§ **Problem to work on**:
Reproduce the entries below, please. Keep every character the same.

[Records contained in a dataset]

=== Section Start ===

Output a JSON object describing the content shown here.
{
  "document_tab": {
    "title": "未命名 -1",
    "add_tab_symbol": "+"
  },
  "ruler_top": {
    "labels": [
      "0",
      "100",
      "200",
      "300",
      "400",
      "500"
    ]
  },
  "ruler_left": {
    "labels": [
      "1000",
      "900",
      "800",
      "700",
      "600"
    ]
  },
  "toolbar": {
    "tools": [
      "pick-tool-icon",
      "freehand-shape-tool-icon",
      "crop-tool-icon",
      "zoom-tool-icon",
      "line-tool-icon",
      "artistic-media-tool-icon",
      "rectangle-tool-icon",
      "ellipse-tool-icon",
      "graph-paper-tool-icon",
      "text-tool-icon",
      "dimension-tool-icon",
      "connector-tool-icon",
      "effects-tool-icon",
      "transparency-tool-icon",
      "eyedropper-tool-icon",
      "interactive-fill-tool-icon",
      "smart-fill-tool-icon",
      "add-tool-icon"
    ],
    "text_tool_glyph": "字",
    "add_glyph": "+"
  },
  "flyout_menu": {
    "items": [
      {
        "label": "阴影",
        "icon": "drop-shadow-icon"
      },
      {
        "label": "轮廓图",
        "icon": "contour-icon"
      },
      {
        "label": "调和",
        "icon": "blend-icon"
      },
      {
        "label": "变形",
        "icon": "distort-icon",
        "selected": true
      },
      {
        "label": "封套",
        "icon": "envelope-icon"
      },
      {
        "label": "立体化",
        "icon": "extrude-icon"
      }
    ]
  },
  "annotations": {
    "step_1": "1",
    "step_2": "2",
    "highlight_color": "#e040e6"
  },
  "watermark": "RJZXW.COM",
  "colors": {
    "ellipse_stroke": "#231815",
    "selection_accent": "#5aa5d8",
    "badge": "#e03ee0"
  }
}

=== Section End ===

§ **Your response**:
Output a JSON object describing the content shown here.
{
  "document_tab": {
    "title": "未命名 -1",
    "add_tab_symbol": "+"
  },
  "ruler_top": {
    "labels": [
      "0",
      "100",
      "200",
      "300",
      "400",
      "500"
    ]
  },
  "ruler_left": {
    "labels": [
      "1000",
      "900",
      "800",
      "700",
      "600"
    ]
  },
  "toolbar": {
    "tools": [
      "pick-tool-icon",
      "freehand-shape-tool-icon",
      "crop-tool-icon",
      "zoom-tool-icon",
      "line-tool-icon",
      "artistic-media-tool-icon",
      "rectangle-tool-icon",
      "ellipse-tool-icon",
      "graph-paper-tool-icon",
      "text-tool-icon",
      "dimension-tool-icon",
      "connector-tool-icon",
      "effects-tool-icon",
      "transparency-tool-icon",
      "eyedropper-tool-icon",
      "interactive-fill-tool-icon",
      "smart-fill-tool-icon",
      "add-tool-icon"
    ],
    "text_tool_glyph": "字",
    "add_glyph": "+"
  },
  "flyout_menu": {
    "items": [
      {
        "label": "阴影",
        "icon": "drop-shadow-icon"
      },
      {
        "label": "轮廓图",
        "icon": "contour-icon"
      },
      {
        "label": "调和",
        "icon": "blend-icon"
      },
      {
        "label": "变形",
        "icon": "distort-icon",
        "selected": true
      },
      {
        "label": "封套",
        "icon": "envelope-icon"
      },
      {
        "label": "立体化",
        "icon": "extrude-icon"
      }
    ]
  },
  "annotations": {
    "step_1": "1",
    "step_2": "2",
    "highlight_color": "#e040e6"
  },
  "watermark": "RJZXW.COM",
  "colors": {
    "ellipse_stroke": "#231815",
    "selection_accent": "#5aa5d8",
    "badge": "#e03ee0"
  }
}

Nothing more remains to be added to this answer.